|International Classification||A63F9/04, G07F17/34, A63F9/24, A63F9/06|
|Cooperative Classification||G07F17/3241, A63F2009/0497, A63F2009/0615, A63F2009/242, G07F17/3213, A63F9/0415|
|European Classification||G07F17/32C2F2, G07F17/32H|
|Mar 8, 2005||AS||Assignment|
Owner name: GAMING PARTNERS INTERNATIONAL USA, INC., NEVADA
Free format text: ASSIGNMENT OF ASSIGNORS INTEREST;ASSIGNOR:MANCUSO, EDWARD J.;REEL/FRAME:015748/0653
Effective date: 20050224
|Jan 7, 2008||FPAY||Fee payment|
Year of fee payment: 4
|Aug 13, 2012||REMI||Maintenance fee reminder mailed|
|Dec 28, 2012||LAPS||Lapse for failure to pay maintenance fees|
|Feb 19, 2013||FP||Expired due to failure to pay maintenance fee|

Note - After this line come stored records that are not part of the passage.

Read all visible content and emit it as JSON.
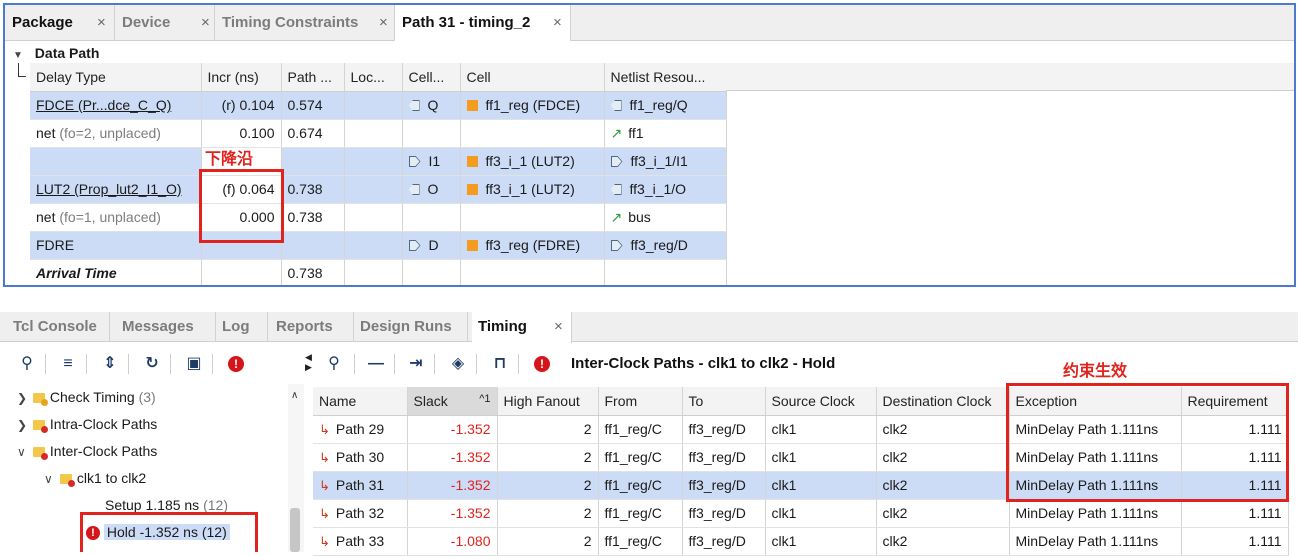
{
  "top_tabs": [
    {
      "label": "Package",
      "active": true
    },
    {
      "label": "Device"
    },
    {
      "label": "Timing Constraints"
    },
    {
      "label": "Path 31 - timing_2",
      "active": true
    }
  ],
  "close_glyph": "×",
  "data_path": {
    "title": "Data Path",
    "columns": [
      "Delay Type",
      "Incr (ns)",
      "Path ...",
      "Loc...",
      "Cell...",
      "Cell",
      "Netlist Resou..."
    ],
    "rows": [
      {
        "delay_type": "FDCE (Pr...dce_C_Q)",
        "extra": "",
        "incr": "(r) 0.104",
        "path": "0.574",
        "loc": "",
        "pin": "Q",
        "cell": "ff1_reg (FDCE)",
        "netlist": "ff1_reg/Q"
      },
      {
        "delay_type": "net",
        "extra": "(fo=2, unplaced)",
        "incr": "0.100",
        "path": "0.674",
        "loc": "",
        "pin": "",
        "cell": "",
        "netlist": "ff1"
      },
      {
        "delay_type": "",
        "extra": "",
        "incr": "",
        "path": "",
        "loc": "",
        "pin": "I1",
        "cell": "ff3_i_1 (LUT2)",
        "netlist": "ff3_i_1/I1"
      },
      {
        "delay_type": "LUT2 (Prop_lut2_I1_O)",
        "extra": "",
        "incr": "(f) 0.064",
        "path": "0.738",
        "loc": "",
        "pin": "O",
        "cell": "ff3_i_1 (LUT2)",
        "netlist": "ff3_i_1/O"
      },
      {
        "delay_type": "net",
        "extra": "(fo=1, unplaced)",
        "incr": "0.000",
        "path": "0.738",
        "loc": "",
        "pin": "",
        "cell": "",
        "netlist": "bus"
      },
      {
        "delay_type": "FDRE",
        "extra": "",
        "incr": "",
        "path": "",
        "loc": "",
        "pin": "D",
        "cell": "ff3_reg (FDRE)",
        "netlist": "ff3_reg/D"
      },
      {
        "delay_type": "Arrival Time",
        "extra": "",
        "incr": "",
        "path": "0.738",
        "loc": "",
        "pin": "",
        "cell": "",
        "netlist": ""
      }
    ]
  },
  "annotations": {
    "falling_edge": "下降沿",
    "constraint_effective": "约束生效"
  },
  "bottom_tabs": [
    {
      "label": "Tcl Console"
    },
    {
      "label": "Messages"
    },
    {
      "label": "Log"
    },
    {
      "label": "Reports"
    },
    {
      "label": "Design Runs"
    },
    {
      "label": "Timing",
      "active": true
    }
  ],
  "toolbar_right_title": "Inter-Clock Paths - clk1 to clk2 - Hold",
  "tree": {
    "check_timing": {
      "label": "Check Timing",
      "count": "(3)"
    },
    "intra": {
      "label": "Intra-Clock Paths"
    },
    "inter": {
      "label": "Inter-Clock Paths"
    },
    "clk": {
      "label": "clk1 to clk2"
    },
    "setup": {
      "label": "Setup 1.185 ns",
      "count": "(12)"
    },
    "hold": {
      "label": "Hold -1.352 ns (12)"
    }
  },
  "timing_table": {
    "columns": [
      "Name",
      "Slack",
      "High Fanout",
      "From",
      "To",
      "Source Clock",
      "Destination Clock",
      "Exception",
      "Requirement"
    ],
    "sort_indicator": "^1",
    "rows": [
      {
        "name": "Path 29",
        "slack": "-1.352",
        "fanout": "2",
        "from": "ff1_reg/C",
        "to": "ff3_reg/D",
        "src": "clk1",
        "dst": "clk2",
        "exception": "MinDelay Path 1.111ns",
        "req": "1.111"
      },
      {
        "name": "Path 30",
        "slack": "-1.352",
        "fanout": "2",
        "from": "ff1_reg/C",
        "to": "ff3_reg/D",
        "src": "clk1",
        "dst": "clk2",
        "exception": "MinDelay Path 1.111ns",
        "req": "1.111"
      },
      {
        "name": "Path 31",
        "slack": "-1.352",
        "fanout": "2",
        "from": "ff1_reg/C",
        "to": "ff3_reg/D",
        "src": "clk1",
        "dst": "clk2",
        "exception": "MinDelay Path 1.111ns",
        "req": "1.111"
      },
      {
        "name": "Path 32",
        "slack": "-1.352",
        "fanout": "2",
        "from": "ff1_reg/C",
        "to": "ff3_reg/D",
        "src": "clk1",
        "dst": "clk2",
        "exception": "MinDelay Path 1.111ns",
        "req": "1.111"
      },
      {
        "name": "Path 33",
        "slack": "-1.080",
        "fanout": "2",
        "from": "ff1_reg/C",
        "to": "ff3_reg/D",
        "src": "clk1",
        "dst": "clk2",
        "exception": "MinDelay Path 1.111ns",
        "req": "1.111"
      }
    ]
  },
  "icons": {
    "search": "search-icon",
    "collapse": "collapse-all-icon",
    "expand": "expand-all-icon",
    "refresh": "refresh-icon",
    "save": "save-icon",
    "error": "error-icon",
    "minus": "minus-icon",
    "step": "step-into-icon",
    "diamond": "diamond-icon",
    "waveform": "waveform-icon"
  },
  "colors": {
    "accent": "#4a7bd0",
    "highlight": "#cddcf6",
    "negative": "#e0231c",
    "annotation": "#e0231c",
    "cell_icon": "#f39c20"
  }
}
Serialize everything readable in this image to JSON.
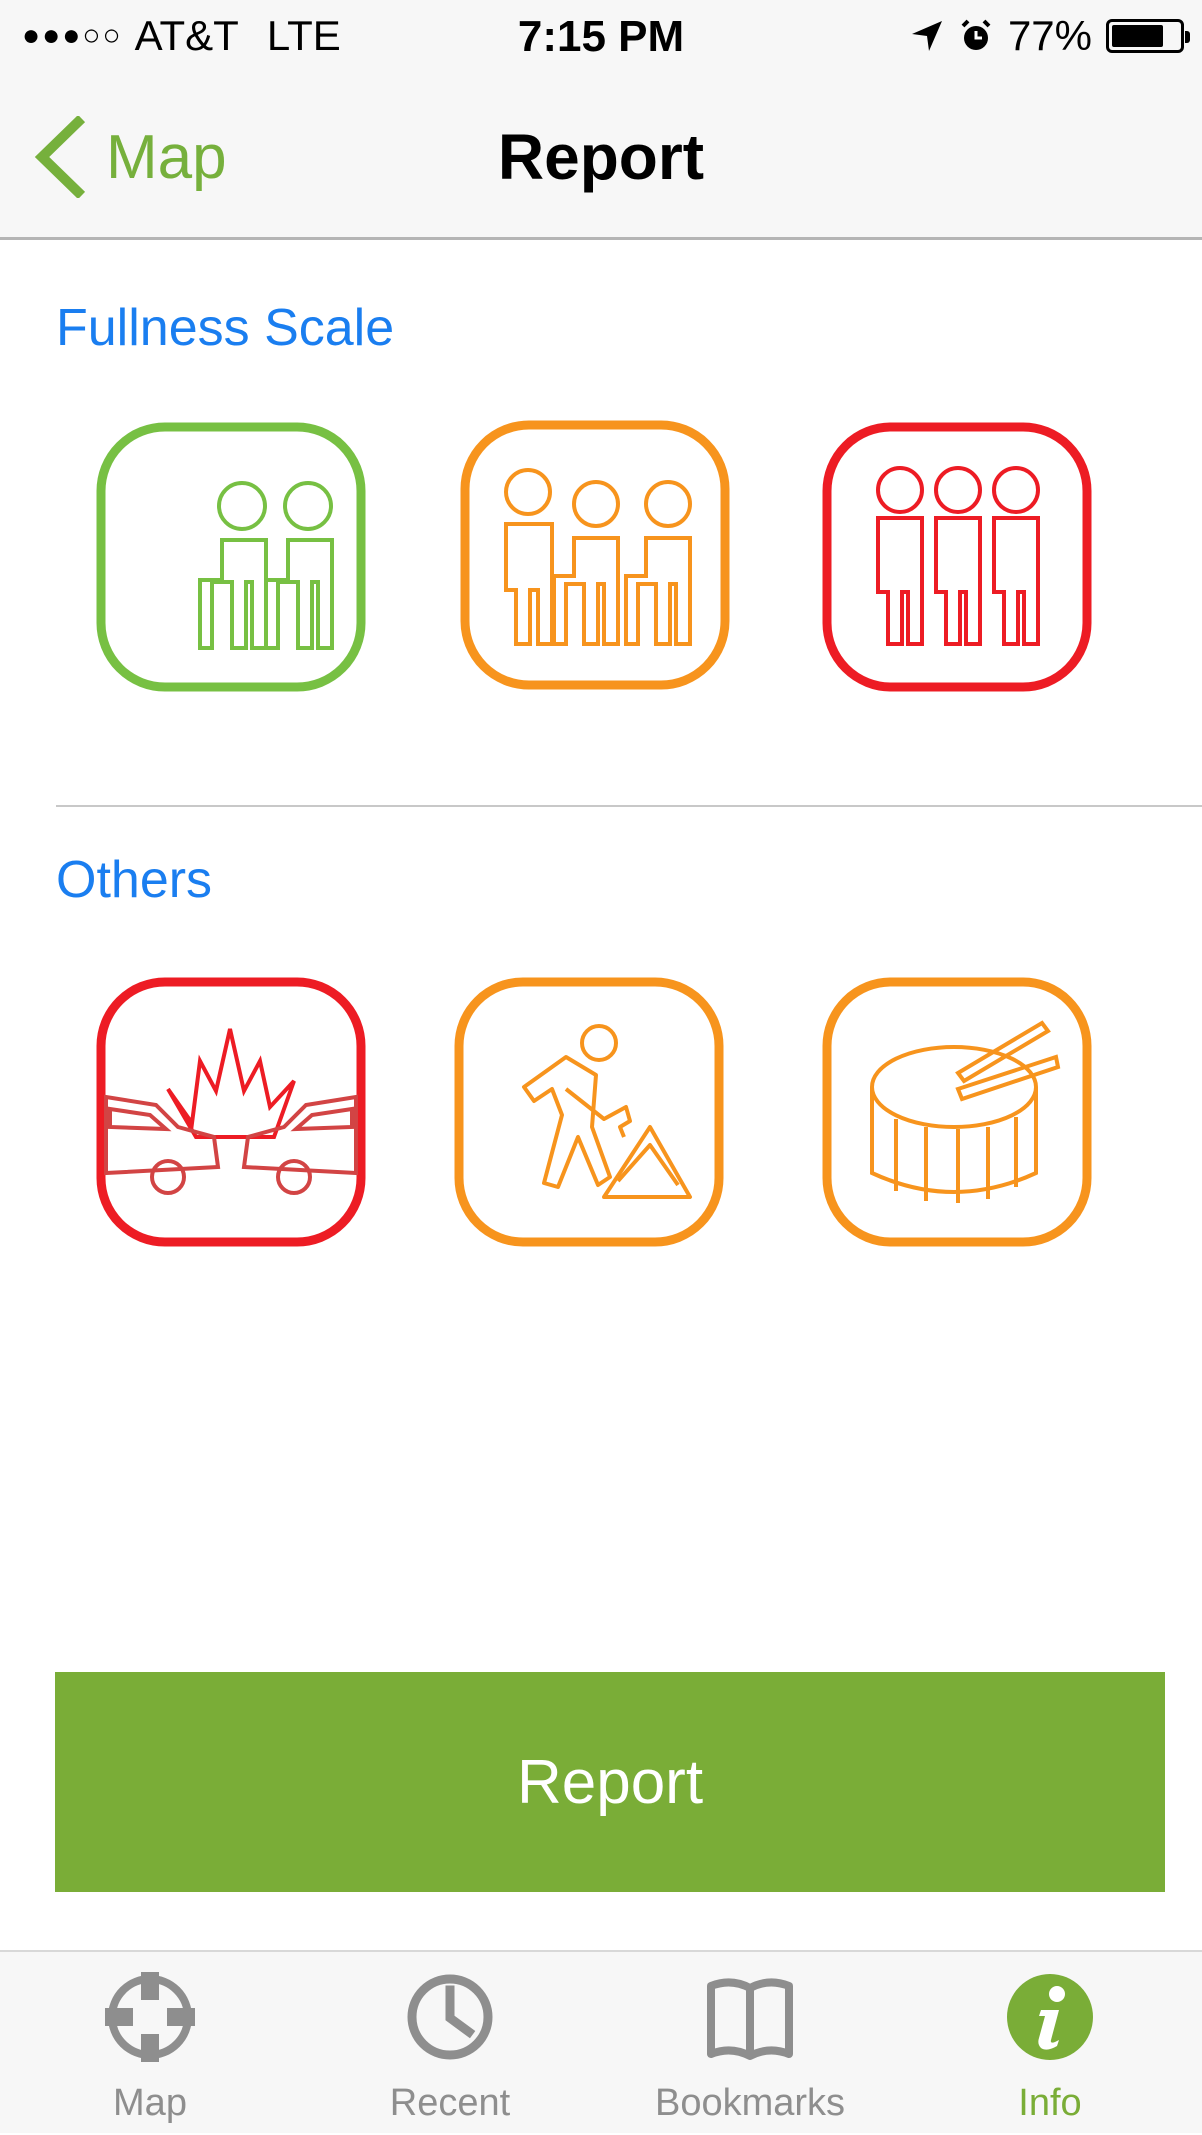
{
  "status_bar": {
    "signal": "●●●○○",
    "carrier": "AT&T",
    "network": "LTE",
    "time": "7:15 PM",
    "battery": "77%",
    "battery_level": 0.77
  },
  "nav": {
    "back_label": "Map",
    "title": "Report"
  },
  "sections": {
    "fullness": "Fullness Scale",
    "others": "Others"
  },
  "fullness_options": [
    {
      "icon": "two-passengers-icon",
      "color": "#77c043"
    },
    {
      "icon": "three-passengers-seated-icon",
      "color": "#f7941d"
    },
    {
      "icon": "three-passengers-standing-icon",
      "color": "#ed1c24"
    }
  ],
  "other_options": [
    {
      "icon": "car-crash-icon",
      "color": "#ed1c24"
    },
    {
      "icon": "road-work-icon",
      "color": "#f7941d"
    },
    {
      "icon": "drum-parade-icon",
      "color": "#f7941d"
    }
  ],
  "report_button": "Report",
  "tabs": [
    {
      "label": "Map",
      "icon": "crosshair-icon"
    },
    {
      "label": "Recent",
      "icon": "clock-icon"
    },
    {
      "label": "Bookmarks",
      "icon": "book-icon"
    },
    {
      "label": "Info",
      "icon": "info-icon",
      "active": true
    }
  ],
  "colors": {
    "accent_green": "#7aad37",
    "section_blue": "#1a7ef0",
    "tab_inactive": "#8e8e8e"
  }
}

Effective date: 20121228
|Jun 26, 2015||AS||Assignment|
Owner name: NEVADA STATE BANK, NEVADA
Free format text: SECURITY INTEREST;ASSIGNORS:GAMING PARTNERS INTERNATIONAL CORPORATION;GAMING PARTNERS INTERNATIONALUSA, INC.;REEL/FRAME:035993/0429
Effective date: 20150626